■ **PROBLEM TO SOLVE**
Leaving all pictures aside, write out the records below precisely as given.

BEGIN DATA PROVIDED

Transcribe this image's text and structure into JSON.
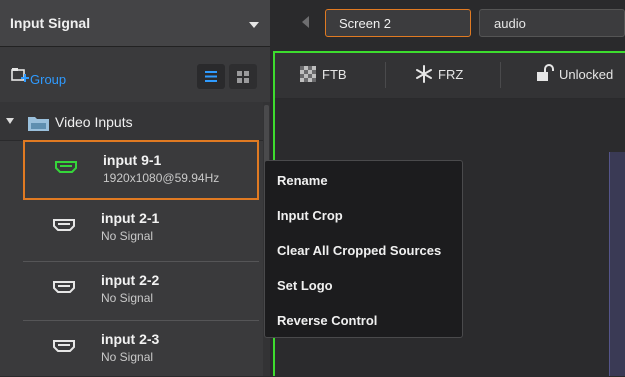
{
  "left_panel": {
    "title": "Input Signal",
    "group_label": "Group",
    "folder_label": "Video Inputs",
    "inputs": [
      {
        "name": "input 9-1",
        "status": "1920x1080@59.94Hz",
        "selected": true
      },
      {
        "name": "input 2-1",
        "status": "No Signal",
        "selected": false
      },
      {
        "name": "input 2-2",
        "status": "No Signal",
        "selected": false
      },
      {
        "name": "input 2-3",
        "status": "No Signal",
        "selected": false
      }
    ]
  },
  "top_bar": {
    "screen_tab": "Screen 2",
    "audio_tab": "audio"
  },
  "toolbar": {
    "ftb": "FTB",
    "frz": "FRZ",
    "lock": "Unlocked"
  },
  "context_menu": {
    "items": [
      "Rename",
      "Input Crop",
      "Clear All Cropped Sources",
      "Set Logo",
      "Reverse Control"
    ]
  },
  "colors": {
    "accent": "#e07a22",
    "link": "#2f9bff",
    "active_green": "#3ddc2e",
    "signal_icon_active": "#35d63a"
  },
  "icons": [
    "dropdown-caret-icon",
    "group-add-icon",
    "list-view-icon",
    "grid-view-icon",
    "folder-icon",
    "hdmi-icon",
    "back-arrow-icon",
    "ftb-icon",
    "freeze-icon",
    "unlock-icon"
  ]
}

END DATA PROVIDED

■ **SOLUTION TO THIS TASK**
Transcribe this image's text and structure into JSON.
{
  "left_panel": {
    "title": "Input Signal",
    "group_label": "Group",
    "folder_label": "Video Inputs",
    "inputs": [
      {
        "name": "input 9-1",
        "status": "1920x1080@59.94Hz",
        "selected": true
      },
      {
        "name": "input 2-1",
        "status": "No Signal",
        "selected": false
      },
      {
        "name": "input 2-2",
        "status": "No Signal",
        "selected": false
      },
      {
        "name": "input 2-3",
        "status": "No Signal",
        "selected": false
      }
    ]
  },
  "top_bar": {
    "screen_tab": "Screen 2",
    "audio_tab": "audio"
  },
  "toolbar": {
    "ftb": "FTB",
    "frz": "FRZ",
    "lock": "Unlocked"
  },
  "context_menu": {
    "items": [
      "Rename",
      "Input Crop",
      "Clear All Cropped Sources",
      "Set Logo",
      "Reverse Control"
    ]
  },
  "colors": {
    "accent": "#e07a22",
    "link": "#2f9bff",
    "active_green": "#3ddc2e",
    "signal_icon_active": "#35d63a"
  },
  "icons": [
    "dropdown-caret-icon",
    "group-add-icon",
    "list-view-icon",
    "grid-view-icon",
    "folder-icon",
    "hdmi-icon",
    "back-arrow-icon",
    "ftb-icon",
    "freeze-icon",
    "unlock-icon"
  ]
}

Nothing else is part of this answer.